Anyway, I hope that progress on this front continues, not because I think that I’ve been missing anything great from the other nuts, but because I will be able to eat foods (particularly Indian food, which seems to be kind of sneaky in this regard) without worrying about unpleasant consequences. And even more for those for whom the consequences go far beyond “unpleasant.”
Mike Griffin says that criticism of NASA hurts its morale:
Griffin said critics in the media and on anonymous Internet blogs can “chip away” at the agency by questioning the motives and ethics of engineers designing the new rockets.
Briefing charts used by NASA managers sometimes show up on Web sites without the proper context, he said, and opponents of the agency’s plans to replace the space shuttle with two new rockets have wrongly accused NASA managers of incompetence and worse.
I can’t speak for anyone else, but I don’t think that I’ve ever questioned anyone’s motives or ethics. I do question their engineering and political judgment, and fortunately (for now) we live in a country in which I am free to do so. Clark Lindsey has more thoughts:
…just thinking about the Ares monstrosities hurts MY morale…I can’t think of anything more depressing than seeing a one chance in a generation opportunity to build a practical space transportation infrastructure squandered on a repeat of Apollo that consists of nothing but hyper-expensive throwaway systems.
Ditto.

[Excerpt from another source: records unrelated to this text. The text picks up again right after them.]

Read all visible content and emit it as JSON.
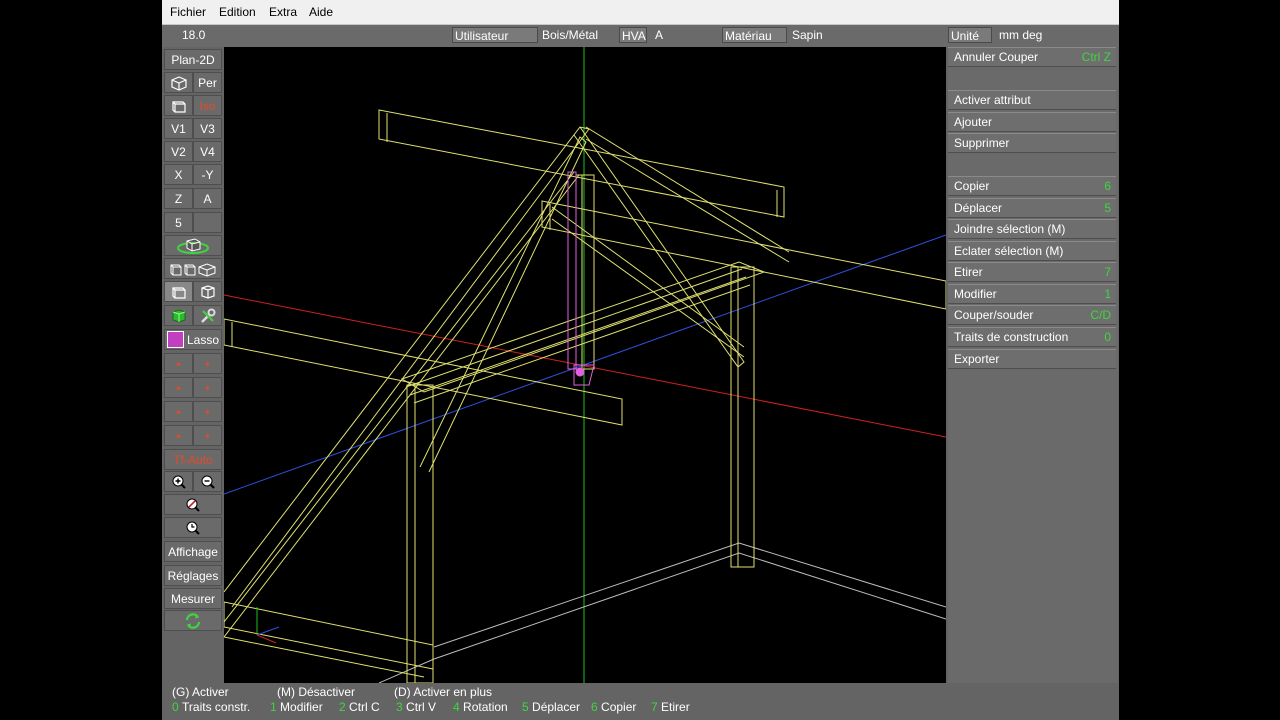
{
  "menu": [
    "Fichier",
    "Edition",
    "Extra",
    "Aide"
  ],
  "topbar": {
    "value": "18.0",
    "user_label": "Utilisateur",
    "material_type": "Bois/Métal",
    "hva_label": "HVA",
    "hva_value": "A",
    "material_label": "Matériau",
    "material_value": "Sapin",
    "unit_label": "Unité",
    "unit_value": "mm  deg"
  },
  "left_toolbar": {
    "plan2d": "Plan-2D",
    "per": "Per",
    "iso": "Iso",
    "v1": "V1",
    "v3": "V3",
    "v2": "V2",
    "v4": "V4",
    "x": "X",
    "neg_y": "-Y",
    "z": "Z",
    "a": "A",
    "five": "5",
    "lasso": "Lasso",
    "tf_auto": "Tf-Auto",
    "affichage": "Affichage",
    "reglages": "Réglages",
    "mesurer": "Mesurer"
  },
  "right_panel": {
    "annuler": "Annuler Couper",
    "annuler_sc": "Ctrl Z",
    "activer_attribut": "Activer attribut",
    "ajouter": "Ajouter",
    "supprimer": "Supprimer",
    "copier": "Copier",
    "copier_sc": "6",
    "deplacer": "Déplacer",
    "deplacer_sc": "5",
    "joindre": "Joindre sélection (M)",
    "eclater": "Eclater sélection (M)",
    "etirer": "Etirer",
    "etirer_sc": "7",
    "modifier": "Modifier",
    "modifier_sc": "1",
    "couper": "Couper/souder",
    "couper_sc": "C/D",
    "traits": "Traits de construction",
    "traits_sc": "0",
    "exporter": "Exporter"
  },
  "bottom": {
    "g_activer": "(G) Activer",
    "m_desactiver": "(M) Désactiver",
    "d_activer_plus": "(D) Activer en plus",
    "shortcuts": [
      {
        "key": "0",
        "label": "Traits constr."
      },
      {
        "key": "1",
        "label": "Modifier"
      },
      {
        "key": "2",
        "label": "Ctrl C"
      },
      {
        "key": "3",
        "label": "Ctrl V"
      },
      {
        "key": "4",
        "label": "Rotation"
      },
      {
        "key": "5",
        "label": "Déplacer"
      },
      {
        "key": "6",
        "label": "Copier"
      },
      {
        "key": "7",
        "label": "Etirer"
      }
    ]
  },
  "colors": {
    "wireframe": "#e0e070",
    "selected": "#e060e0",
    "axis_x": "#d02020",
    "axis_y": "#3050e0",
    "axis_z": "#20c020",
    "shortcut": "#3fd63f",
    "warning": "#e24b2b"
  }
}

It’s a tragedy.
[Update a few minutes later]
There’s more over at NASAWatch:
“…it is incumbent upon us to be able to explain how a decision was reached, why a particular technical approach was chosen, or why a contract was awarded to one bidder instead of another.”
It is indeed. You’ve never really done that with the Ares/ESAS decisions. You just send Steve Cook out to say “we’ve done the trade study–trust us.”
With these kinds of advances, we may have to come up with new anti-spam techniques.
A new transhumanist magazine. Looks interesting.
Amazon is having a power tool sale. Stock up now, before the apocalypse.
Not that great for a survivalist, though, unless you can generate a lot of power. Let’s hope we’re not going back to hand tools soon.
Actually, I already have most of this stuff. I continue to be amazed at the cost, quality and innovativeness of tools since I was a kid. It has to have been a great contributor to national productivity, both professionally, and for the DIYers. And it wouldn’t have happened without China. Another reason to hope that the (newly isolationist) Dems don’t get full control of the government.